“Now, ya’ll already know how this works, but the law obligates me to go through the rules each time some goldang idjit decides their honor has been stained or their boots have been scuffed and now they’ve got to shoot each other. Load your guns with one bullet. Just one, damn it! If ya’ll can’t kill each other with one bullet, ya’ll will just have to find forgiveness in yer hearts. Take yer places at either end of the street, thirty paces apart. Listen for the clock to start striking. Once the clock strikes the seventh time, ya’ll will draw and fire. Drawing early is cheating, will get ya plunked.” He put a hand on his pistol. “Got it?”
They both muttered their agreement and took their places. The clock began to strike. The spectators cheered until the sheriff yelled for silence. Hardgrave and Russel held their hands just above their waists, ready to draw.
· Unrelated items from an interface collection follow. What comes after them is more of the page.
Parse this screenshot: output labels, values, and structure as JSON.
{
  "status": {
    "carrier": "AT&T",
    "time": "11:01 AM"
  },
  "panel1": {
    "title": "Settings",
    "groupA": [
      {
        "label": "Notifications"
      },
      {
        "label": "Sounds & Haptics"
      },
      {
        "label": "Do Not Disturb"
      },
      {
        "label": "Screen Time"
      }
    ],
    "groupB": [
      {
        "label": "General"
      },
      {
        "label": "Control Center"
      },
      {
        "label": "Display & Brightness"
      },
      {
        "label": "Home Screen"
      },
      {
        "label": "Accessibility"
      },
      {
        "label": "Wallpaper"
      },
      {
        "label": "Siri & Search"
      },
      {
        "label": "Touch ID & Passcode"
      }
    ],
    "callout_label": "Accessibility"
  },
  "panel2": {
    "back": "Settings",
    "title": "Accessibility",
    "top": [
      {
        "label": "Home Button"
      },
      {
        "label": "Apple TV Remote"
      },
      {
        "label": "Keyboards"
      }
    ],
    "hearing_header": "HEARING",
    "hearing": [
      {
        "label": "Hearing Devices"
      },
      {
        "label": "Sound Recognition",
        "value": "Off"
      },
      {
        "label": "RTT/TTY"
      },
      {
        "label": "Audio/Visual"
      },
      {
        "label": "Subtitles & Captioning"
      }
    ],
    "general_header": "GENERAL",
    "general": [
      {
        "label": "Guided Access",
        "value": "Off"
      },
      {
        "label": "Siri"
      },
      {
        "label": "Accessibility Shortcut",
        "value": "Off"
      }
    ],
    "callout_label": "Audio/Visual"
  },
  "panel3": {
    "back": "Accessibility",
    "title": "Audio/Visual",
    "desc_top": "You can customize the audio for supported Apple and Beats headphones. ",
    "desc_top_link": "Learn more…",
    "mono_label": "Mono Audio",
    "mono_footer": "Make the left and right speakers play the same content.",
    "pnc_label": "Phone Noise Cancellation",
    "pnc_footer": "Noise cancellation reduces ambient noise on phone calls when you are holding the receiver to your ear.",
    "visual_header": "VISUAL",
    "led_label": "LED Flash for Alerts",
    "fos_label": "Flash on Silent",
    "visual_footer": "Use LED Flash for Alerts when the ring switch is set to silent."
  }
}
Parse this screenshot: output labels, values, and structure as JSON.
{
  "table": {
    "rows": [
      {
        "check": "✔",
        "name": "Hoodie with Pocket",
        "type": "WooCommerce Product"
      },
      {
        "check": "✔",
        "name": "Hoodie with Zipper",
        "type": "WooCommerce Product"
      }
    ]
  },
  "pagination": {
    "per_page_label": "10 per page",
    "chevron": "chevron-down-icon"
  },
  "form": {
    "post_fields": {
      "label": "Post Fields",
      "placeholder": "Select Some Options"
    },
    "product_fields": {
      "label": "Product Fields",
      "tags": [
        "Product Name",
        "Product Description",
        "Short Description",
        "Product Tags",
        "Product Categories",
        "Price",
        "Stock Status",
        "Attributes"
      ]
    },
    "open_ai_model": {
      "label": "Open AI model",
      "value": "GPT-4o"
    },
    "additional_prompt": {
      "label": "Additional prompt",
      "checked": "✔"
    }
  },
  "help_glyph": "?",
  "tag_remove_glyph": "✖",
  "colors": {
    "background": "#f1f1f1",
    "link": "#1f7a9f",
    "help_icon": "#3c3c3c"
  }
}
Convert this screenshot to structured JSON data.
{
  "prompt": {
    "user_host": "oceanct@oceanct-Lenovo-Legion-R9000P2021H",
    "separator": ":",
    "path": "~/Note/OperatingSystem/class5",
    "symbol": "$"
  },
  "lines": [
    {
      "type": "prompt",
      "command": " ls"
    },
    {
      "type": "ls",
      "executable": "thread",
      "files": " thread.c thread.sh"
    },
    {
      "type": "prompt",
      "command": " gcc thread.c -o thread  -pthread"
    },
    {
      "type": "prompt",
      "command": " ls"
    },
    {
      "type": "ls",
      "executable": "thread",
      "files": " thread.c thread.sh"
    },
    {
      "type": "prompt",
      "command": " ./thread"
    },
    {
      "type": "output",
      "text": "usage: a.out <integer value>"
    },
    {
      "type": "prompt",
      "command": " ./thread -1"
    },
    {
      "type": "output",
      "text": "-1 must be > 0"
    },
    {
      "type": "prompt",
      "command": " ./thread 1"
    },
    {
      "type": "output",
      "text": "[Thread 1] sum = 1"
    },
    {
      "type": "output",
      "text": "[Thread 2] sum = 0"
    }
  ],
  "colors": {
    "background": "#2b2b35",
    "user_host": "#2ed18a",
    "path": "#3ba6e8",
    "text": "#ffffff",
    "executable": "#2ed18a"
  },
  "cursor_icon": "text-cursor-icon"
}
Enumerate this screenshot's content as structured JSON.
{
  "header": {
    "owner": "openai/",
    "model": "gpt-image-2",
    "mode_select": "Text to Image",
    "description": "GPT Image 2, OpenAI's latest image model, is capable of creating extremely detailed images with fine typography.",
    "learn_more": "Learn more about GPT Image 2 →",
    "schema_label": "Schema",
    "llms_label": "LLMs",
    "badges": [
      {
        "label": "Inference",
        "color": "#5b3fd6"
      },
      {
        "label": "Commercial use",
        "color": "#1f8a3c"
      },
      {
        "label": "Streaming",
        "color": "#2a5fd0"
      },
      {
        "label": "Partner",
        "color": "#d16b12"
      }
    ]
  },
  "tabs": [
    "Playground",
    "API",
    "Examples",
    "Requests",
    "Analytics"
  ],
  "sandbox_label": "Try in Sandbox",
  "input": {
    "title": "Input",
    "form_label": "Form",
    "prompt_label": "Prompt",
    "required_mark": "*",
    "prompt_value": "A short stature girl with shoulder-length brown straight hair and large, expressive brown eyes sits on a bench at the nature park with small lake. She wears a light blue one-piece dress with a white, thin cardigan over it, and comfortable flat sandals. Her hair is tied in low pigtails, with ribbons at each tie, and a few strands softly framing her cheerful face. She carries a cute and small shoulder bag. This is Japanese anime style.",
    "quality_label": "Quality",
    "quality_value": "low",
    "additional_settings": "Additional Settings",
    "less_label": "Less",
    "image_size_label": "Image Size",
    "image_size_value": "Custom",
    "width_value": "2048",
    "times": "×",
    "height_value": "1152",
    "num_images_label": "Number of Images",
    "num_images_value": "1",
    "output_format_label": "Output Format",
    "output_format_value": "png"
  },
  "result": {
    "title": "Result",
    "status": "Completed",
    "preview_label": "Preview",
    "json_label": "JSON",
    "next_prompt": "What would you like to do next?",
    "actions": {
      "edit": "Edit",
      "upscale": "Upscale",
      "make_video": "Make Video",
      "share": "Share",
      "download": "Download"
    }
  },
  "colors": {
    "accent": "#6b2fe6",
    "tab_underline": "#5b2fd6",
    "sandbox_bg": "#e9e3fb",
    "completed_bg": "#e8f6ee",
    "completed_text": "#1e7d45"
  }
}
Russel positioned his left arm so that the bracer was aimed at Hardgrave’s pistol.
Russel pounded the trigger. Hardgrave’s right arm jerked forward as his gun jumped out of its holster and flew through the air. The gun stuck to the bracer with a clank. Russel pressed the trigger again to release the gun. He caught it as it fell, aimed, and fired, shooting Hardgrave with his own pistol.
The crowd clamored in amazement. A woman’s voice screamed, “What kind of witchcraft is this?” Hardgrave had a hole in his gut, but he was still standing.
Sparks and smoke came from the hole. Hardgrave lifted his shirt, revealing an abdomen made of steel plate. Apparently more than just his arm was mechanical. He sighed deeply. “Looks like I’ve got some work to do with the soldering iron.” He put down his shirt and frowned. “I hope you took my advice and got right with God, thief.” He flicked his metal hand and a slot opened in his wrist. The barrel of a Derringer sprang into view. “Goodbye.” He aimed his arm and fired.
Russel fell. With his final breath, he gasped, “Damn you to hell, you dirty liar. I’ve never even been to Dalton Valley.”